You know, as a matter of indisputable, objective fact, that you do not steal stuff, period, end of discussion. You can simply and unequivocally reject that accusation because you have the data, and whatever someone else might "think" doesn't change it one whit. As a result, it's a piece of information that never gets a foothold in your self-concept. Being "I'm a thief" will never become a part of your personal truth. In Neuro-Linguistic Programming terms, there are a whole lot of presuppositions taking place. Images, feelings, and sounds were created in their mind around their own beliefs of what they heard. The intention was not to make someone feel bad; it was to truly understand what events in their life had been difficult. I was speaking words that were the truth. It happened, and I live with it. Bad things happen in life. I made a choice: I swam away to let them drown. Simply put, your emotions and physiology are interchangeable. Smiles cause a state of happiness, and the reverse is true in that happiness creates smiles. I invite you to investigate many forms and uses of this fact; here are some to start you off: Extending from mindful breathing, we may journey to explore a myriad of ways to feel our sparkle. We can notice our sparkle glistening when we are inspired, relaxed and at peace; when we live our lives with passion and purpose; and when we care for ourselves, each other and our earth deeply. Our eyes twinkle with excitement and pleasure when we allow ourselves to be our true selves unapologetically; to be playful, creative, expressive and unique. A great way to feel our sparkles twinkling brightly is by noticing moments in which we feel happy. This exercise is a simple but profound technique for flagging and celebrating such special moments. Another way to feel our sparkle is by immersing ourselves in nature. Since the dawn of time human beings have been given the simple prescription to drink from nature's cup when in need of healing energy.

Going into the wilderness will always be an elixir for health and happiness; a way of restoring and reviving us. We are part of nature, so coming home to nature always means coming home to ourselves. After years of being put down--by others and yourself--you simply come to accept these criticisms as truth: You're too fat to do anything. You'll never lose weight. No one will ever love you as long as you look like that. Whether these words came from a parent while you were growing up, a spouse, or even yourself, the result is the same: You feel boxed in or controlled by an outdated or distorted image of yourself. The truth is, no one ever changes or improves if she accepts these beliefs. Obtaining a healthy body image requires letting yourself feel vulnerable. But the payoff is huge--a major life transformation can take place. In order to develop a different relationship with your body, you need to leave behind excess baggage and/or outdated versions of yourself. You must be courageous and take a big leap to let go of the old and make way for the new--to finally see your body as an important source of information (about hunger, satiety, when you need to rest or slow down) and of pleasure and love. Just as it's important to periodically clean your closet of clothes that no longer fit, you must also get rid of negative thoughts and images of your body that leave you depressed and unmotivated.
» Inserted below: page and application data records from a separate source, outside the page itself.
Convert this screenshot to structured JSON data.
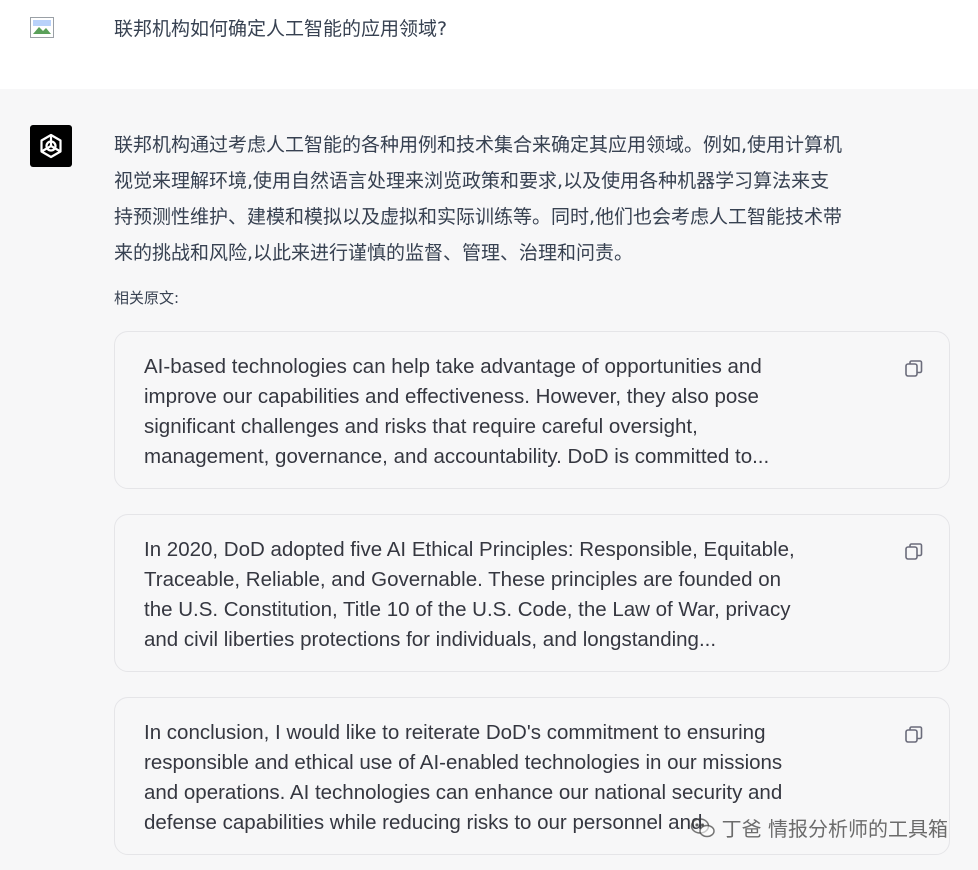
{
  "user_message": {
    "text": "联邦机构如何确定人工智能的应用领域?"
  },
  "assistant_message": {
    "answer_lines": [
      "联邦机构通过考虑人工智能的各种用例和技术集合来确定其应用领域。例如,使用计算机",
      "视觉来理解环境,使用自然语言处理来浏览政策和要求,以及使用各种机器学习算法来支",
      "持预测性维护、建模和模拟以及虚拟和实际训练等。同时,他们也会考虑人工智能技术带",
      "来的挑战和风险,以此来进行谨慎的监督、管理、治理和问责。"
    ],
    "related_label": "相关原文:",
    "sources": [
      {
        "lines": [
          "AI-based technologies can help take advantage of opportunities and",
          "improve our capabilities and effectiveness. However, they also pose",
          "significant challenges and risks that require careful oversight,",
          "management, governance, and accountability. DoD is committed to..."
        ]
      },
      {
        "lines": [
          "In 2020, DoD adopted five AI Ethical Principles: Responsible, Equitable,",
          "Traceable, Reliable, and Governable. These principles are founded on",
          "the U.S. Constitution, Title 10 of the U.S. Code, the Law of War, privacy",
          "and civil liberties protections for individuals, and longstanding..."
        ]
      },
      {
        "lines": [
          "In conclusion, I would like to reiterate DoD's commitment to ensuring",
          "responsible and ethical use of AI-enabled technologies in our missions",
          "and operations. AI technologies can enhance our national security and",
          "defense capabilities while reducing risks to our personnel and"
        ]
      }
    ]
  },
  "watermark": {
    "text": "丁爸 情报分析师的工具箱",
    "icon": "wechat-icon"
  },
  "icons": {
    "user_avatar": "broken-image-icon",
    "assistant_avatar": "openai-logo-icon",
    "copy": "copy-icon"
  }
}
Change can be downright uncomfortable at times, but don't forget how painful it is to be locked into a negative body image, how it limits your motivation, your confidence in relationships with others, and possibly your career. You may be holding yourself back at work or you may be missing out on the opportunity to let others love you and become close to you because you are forever judging and being critical of your body. Your worries may not be rational, however. In fact, the people in your inner circle may welcome your openness and the changes it brings. Breathe. Allow yourself to feel as you write. You're doing so well--this isn't easy work! In perfectly hidden depression, the fear of being found out is immense.